The campaign manager, Rob Johnson, along with longtime spokesman Rick Tyler and advisers in Iowa, New Hampshire and South Carolina, joined together to step down after a period of deep internal disagreements about the direction of the campaign.
Mr. Gingrich, a former House speaker who has been fighting to regain his political footing after a rough campaign roll out last month, had been absent from the campaign trail for about two weeks on what aides had described as a pre-planned vacation. He made his first return to the campaign trail on Wednesday in New Hampshire, one day before the resignations were announced.
The defections included several veteran Gingrich political advisers, along with new aides who were recently hired. The list, according to two aides, included: David Carney, a New Hampshire-based political strategist, Sam Dawson, a strategist, Katon Dawson, a South Carolina consultant and Craig Schoenfeld, an Iowa consultant.
The resignations were first reported on Thursday afternoon by The Associated Press. Two aides, speaking on condition of anonymity, confirmed the resignations to The New York Times.

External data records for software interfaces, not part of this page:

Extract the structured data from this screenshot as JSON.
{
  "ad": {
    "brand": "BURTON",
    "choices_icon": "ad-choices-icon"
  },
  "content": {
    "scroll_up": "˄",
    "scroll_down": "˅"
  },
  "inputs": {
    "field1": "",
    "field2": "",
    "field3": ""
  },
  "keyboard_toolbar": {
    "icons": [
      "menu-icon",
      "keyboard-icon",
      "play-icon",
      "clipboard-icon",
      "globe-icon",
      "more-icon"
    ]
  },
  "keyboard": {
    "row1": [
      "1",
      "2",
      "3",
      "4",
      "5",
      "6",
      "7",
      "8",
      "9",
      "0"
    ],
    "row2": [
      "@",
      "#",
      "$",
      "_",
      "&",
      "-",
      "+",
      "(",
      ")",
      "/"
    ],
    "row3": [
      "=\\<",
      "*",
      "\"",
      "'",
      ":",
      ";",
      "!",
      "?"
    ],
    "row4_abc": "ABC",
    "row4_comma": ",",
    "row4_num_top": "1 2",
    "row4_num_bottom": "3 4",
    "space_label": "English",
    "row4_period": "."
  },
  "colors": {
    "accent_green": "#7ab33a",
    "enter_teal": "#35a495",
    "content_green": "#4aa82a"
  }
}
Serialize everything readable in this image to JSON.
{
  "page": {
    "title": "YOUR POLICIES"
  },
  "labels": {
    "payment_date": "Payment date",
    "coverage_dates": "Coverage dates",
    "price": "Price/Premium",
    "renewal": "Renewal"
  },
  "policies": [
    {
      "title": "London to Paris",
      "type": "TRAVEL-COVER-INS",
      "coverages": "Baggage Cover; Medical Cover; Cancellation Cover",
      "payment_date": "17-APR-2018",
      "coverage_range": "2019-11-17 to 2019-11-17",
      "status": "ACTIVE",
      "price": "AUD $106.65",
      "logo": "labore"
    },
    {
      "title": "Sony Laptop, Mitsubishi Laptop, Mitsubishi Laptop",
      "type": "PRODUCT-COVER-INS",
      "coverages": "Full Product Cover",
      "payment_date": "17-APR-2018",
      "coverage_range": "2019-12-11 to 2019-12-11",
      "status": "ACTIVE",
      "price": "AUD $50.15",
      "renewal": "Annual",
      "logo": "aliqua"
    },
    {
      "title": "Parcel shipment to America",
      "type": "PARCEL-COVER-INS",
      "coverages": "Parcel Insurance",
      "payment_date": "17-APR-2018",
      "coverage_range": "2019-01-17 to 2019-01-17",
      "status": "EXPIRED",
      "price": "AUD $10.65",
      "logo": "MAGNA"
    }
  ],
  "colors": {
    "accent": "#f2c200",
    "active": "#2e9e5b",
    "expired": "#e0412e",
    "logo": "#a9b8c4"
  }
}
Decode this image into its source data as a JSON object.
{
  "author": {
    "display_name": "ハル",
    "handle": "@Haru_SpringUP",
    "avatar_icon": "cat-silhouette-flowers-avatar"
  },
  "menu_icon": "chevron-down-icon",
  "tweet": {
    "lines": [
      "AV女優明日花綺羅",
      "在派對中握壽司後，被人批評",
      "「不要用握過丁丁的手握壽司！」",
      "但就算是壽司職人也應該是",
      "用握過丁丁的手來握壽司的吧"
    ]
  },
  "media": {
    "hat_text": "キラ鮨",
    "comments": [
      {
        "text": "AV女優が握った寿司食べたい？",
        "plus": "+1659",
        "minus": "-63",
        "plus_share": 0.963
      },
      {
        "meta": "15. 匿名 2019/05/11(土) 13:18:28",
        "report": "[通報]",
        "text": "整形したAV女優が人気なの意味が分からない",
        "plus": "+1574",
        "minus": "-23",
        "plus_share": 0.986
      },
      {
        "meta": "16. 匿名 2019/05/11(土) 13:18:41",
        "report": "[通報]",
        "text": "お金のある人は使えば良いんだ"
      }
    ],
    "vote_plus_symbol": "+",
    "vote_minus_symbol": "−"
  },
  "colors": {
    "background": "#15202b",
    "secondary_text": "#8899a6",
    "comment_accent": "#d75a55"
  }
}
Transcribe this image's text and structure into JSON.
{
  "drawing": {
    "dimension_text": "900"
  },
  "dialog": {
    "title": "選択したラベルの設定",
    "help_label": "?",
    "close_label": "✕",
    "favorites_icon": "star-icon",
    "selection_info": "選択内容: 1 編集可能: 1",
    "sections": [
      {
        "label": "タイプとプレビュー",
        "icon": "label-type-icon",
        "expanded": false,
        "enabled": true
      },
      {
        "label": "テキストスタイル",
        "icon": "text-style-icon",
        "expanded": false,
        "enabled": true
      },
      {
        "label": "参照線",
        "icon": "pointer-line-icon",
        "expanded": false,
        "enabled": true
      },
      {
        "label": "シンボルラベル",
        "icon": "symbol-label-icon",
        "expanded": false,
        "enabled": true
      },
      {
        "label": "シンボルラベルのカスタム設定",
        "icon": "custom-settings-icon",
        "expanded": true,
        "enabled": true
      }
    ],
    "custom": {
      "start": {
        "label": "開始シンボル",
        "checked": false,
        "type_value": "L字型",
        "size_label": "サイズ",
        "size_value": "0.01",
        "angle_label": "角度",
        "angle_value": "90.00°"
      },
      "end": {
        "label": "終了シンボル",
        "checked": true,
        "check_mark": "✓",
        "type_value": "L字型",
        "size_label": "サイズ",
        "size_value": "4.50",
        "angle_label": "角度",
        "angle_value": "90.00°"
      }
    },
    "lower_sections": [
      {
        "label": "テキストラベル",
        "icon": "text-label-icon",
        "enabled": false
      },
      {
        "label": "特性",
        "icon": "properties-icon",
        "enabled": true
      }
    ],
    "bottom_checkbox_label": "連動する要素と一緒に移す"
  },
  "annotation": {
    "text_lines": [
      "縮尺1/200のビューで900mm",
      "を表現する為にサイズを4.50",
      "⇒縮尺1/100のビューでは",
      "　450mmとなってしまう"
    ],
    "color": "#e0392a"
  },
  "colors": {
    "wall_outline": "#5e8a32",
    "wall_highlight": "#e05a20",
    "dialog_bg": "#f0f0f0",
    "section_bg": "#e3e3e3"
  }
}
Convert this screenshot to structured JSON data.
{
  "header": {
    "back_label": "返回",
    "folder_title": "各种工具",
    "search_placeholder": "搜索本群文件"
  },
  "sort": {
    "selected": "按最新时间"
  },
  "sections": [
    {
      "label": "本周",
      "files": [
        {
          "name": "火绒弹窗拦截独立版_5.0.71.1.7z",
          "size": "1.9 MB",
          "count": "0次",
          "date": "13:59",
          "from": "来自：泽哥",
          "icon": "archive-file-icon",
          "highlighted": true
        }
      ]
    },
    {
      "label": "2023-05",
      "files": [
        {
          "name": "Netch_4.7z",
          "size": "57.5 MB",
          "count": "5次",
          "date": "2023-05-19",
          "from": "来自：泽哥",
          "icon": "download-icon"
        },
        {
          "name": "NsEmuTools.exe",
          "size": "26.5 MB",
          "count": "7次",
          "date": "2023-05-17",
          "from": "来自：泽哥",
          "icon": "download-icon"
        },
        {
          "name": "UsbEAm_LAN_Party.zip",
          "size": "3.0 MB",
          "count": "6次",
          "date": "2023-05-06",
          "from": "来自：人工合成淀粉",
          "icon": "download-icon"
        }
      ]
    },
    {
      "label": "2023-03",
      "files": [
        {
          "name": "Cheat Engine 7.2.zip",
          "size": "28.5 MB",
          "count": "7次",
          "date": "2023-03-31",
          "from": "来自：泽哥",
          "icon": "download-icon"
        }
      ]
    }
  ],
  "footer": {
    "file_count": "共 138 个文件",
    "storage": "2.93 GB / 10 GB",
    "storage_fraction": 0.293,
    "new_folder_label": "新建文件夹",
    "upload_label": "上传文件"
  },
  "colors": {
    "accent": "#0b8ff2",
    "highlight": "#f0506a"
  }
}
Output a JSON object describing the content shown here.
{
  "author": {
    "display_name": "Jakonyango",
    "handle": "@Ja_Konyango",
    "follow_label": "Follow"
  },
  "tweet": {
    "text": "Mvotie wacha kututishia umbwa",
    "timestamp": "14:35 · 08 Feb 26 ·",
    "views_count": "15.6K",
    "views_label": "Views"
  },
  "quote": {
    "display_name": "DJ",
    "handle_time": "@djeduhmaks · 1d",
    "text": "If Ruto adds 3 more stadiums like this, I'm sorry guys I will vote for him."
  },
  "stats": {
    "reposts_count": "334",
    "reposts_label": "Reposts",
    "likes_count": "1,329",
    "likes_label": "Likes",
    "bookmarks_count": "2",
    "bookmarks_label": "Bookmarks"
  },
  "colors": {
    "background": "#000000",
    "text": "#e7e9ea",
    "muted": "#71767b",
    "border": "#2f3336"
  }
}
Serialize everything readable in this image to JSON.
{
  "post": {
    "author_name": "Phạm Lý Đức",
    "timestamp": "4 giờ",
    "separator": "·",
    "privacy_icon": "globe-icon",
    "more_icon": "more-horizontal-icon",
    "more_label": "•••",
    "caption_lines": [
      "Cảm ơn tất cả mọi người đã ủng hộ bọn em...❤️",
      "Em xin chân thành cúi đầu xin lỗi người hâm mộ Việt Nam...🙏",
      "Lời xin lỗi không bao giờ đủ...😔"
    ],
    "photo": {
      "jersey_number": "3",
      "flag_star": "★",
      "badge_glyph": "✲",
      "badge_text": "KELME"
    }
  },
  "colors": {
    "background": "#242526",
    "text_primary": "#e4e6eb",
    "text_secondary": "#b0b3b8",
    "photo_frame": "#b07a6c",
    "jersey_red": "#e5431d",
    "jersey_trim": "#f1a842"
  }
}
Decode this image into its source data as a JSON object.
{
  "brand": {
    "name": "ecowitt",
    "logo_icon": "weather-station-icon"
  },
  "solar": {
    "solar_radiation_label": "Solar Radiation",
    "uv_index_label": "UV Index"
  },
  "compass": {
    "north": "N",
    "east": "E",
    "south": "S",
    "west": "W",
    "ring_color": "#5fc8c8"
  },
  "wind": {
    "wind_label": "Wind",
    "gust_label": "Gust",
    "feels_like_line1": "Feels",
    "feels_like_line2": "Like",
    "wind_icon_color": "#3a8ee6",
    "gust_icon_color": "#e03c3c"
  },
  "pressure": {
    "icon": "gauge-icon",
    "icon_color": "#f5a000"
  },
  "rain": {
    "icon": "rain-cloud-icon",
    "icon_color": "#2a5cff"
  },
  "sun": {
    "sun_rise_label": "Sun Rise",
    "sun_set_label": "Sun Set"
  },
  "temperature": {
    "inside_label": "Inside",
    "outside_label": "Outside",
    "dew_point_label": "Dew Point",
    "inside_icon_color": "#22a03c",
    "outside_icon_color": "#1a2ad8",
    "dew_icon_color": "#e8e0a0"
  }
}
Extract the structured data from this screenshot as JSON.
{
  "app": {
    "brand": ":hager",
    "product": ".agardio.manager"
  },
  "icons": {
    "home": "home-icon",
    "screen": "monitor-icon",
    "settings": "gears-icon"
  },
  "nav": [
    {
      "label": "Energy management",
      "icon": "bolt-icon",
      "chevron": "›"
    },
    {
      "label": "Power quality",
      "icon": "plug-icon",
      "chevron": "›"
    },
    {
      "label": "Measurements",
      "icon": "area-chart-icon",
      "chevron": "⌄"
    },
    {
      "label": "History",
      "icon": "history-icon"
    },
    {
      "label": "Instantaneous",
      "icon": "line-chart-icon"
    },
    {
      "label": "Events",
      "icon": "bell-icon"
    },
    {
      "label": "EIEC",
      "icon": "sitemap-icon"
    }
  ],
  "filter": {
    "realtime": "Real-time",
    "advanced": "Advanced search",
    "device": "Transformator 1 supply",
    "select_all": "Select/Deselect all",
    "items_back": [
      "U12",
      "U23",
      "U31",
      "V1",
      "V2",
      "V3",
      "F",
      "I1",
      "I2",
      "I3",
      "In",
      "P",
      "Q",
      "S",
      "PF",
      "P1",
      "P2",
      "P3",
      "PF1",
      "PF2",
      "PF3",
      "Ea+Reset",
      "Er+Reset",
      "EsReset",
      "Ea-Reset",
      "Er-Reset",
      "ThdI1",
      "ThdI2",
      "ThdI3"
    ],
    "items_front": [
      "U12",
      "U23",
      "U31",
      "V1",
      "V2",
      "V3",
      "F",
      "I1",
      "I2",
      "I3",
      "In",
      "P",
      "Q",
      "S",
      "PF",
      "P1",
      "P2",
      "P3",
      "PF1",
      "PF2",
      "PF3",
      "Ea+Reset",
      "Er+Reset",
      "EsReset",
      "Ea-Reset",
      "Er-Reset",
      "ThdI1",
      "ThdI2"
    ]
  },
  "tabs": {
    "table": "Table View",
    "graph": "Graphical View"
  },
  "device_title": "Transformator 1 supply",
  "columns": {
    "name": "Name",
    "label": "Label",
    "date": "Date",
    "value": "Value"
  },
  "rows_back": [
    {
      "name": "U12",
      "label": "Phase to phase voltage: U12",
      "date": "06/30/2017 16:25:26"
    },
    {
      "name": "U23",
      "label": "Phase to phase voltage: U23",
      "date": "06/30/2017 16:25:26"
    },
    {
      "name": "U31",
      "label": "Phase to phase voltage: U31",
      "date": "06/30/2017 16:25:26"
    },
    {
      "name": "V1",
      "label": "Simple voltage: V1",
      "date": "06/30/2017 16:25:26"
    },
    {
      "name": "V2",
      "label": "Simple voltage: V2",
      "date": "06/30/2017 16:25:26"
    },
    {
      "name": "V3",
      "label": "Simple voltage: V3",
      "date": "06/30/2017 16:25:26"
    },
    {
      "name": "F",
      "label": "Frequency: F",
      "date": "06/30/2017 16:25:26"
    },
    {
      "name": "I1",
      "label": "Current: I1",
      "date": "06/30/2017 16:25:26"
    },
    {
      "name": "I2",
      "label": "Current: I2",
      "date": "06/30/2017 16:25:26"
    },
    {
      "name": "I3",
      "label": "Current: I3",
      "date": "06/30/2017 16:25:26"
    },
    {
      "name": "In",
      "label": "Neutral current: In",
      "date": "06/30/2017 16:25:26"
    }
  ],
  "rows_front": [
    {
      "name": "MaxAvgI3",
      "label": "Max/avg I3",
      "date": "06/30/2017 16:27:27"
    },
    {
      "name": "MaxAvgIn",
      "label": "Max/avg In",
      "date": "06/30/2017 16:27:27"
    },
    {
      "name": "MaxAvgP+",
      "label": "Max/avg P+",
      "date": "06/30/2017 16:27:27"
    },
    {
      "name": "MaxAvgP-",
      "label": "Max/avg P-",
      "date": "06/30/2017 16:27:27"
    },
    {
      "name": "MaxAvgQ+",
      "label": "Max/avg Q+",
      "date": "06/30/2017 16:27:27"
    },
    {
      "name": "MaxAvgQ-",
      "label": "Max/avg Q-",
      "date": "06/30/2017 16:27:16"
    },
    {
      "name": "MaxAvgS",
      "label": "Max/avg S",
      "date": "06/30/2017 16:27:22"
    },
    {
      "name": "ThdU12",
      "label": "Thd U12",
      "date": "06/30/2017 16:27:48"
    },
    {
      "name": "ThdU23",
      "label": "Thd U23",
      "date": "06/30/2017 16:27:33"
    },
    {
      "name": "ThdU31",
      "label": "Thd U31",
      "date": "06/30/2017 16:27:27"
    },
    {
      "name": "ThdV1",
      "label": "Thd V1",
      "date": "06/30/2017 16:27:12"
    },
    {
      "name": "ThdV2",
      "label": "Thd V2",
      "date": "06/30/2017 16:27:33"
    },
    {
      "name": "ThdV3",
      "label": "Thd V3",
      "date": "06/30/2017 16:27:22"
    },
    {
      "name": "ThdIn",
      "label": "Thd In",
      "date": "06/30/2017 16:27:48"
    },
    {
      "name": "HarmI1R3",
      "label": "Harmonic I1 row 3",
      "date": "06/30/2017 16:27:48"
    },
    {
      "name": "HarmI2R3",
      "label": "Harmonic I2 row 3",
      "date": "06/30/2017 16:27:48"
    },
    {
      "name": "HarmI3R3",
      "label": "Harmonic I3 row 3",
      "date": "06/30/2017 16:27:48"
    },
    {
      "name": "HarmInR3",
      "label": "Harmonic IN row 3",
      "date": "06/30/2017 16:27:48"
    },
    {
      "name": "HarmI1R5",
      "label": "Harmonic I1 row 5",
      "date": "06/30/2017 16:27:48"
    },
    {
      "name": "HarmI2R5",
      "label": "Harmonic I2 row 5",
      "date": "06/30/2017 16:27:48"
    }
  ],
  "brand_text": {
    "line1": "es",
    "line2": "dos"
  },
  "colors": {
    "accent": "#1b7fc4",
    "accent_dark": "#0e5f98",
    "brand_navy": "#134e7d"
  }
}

The aides said the future of Mr. Gingrich’s campaign was not immediately clear.
In a statement posted on his Facebook page Thursday afternoon, Mr. Gingrich said he would not abandon his presidential campaign. He said that his next public appearance would be this week in California at an event sponsored by the Republican Jewish Coalition.
“I am committed to running the substantive, solutions-oriented campaign I set out to run earlier this spring,” Mr. Gingrich wrote. “The campaign begins anew Sunday in Los Angeles.”
The shakeup comes as the field of Republican presidential candidates remains unsettled. Two of the advisers to Mr. Gingrich also have been top political aides to Gov. Rick Perry of Texas, who is taking a second look at exploring the party’s presidential nomination.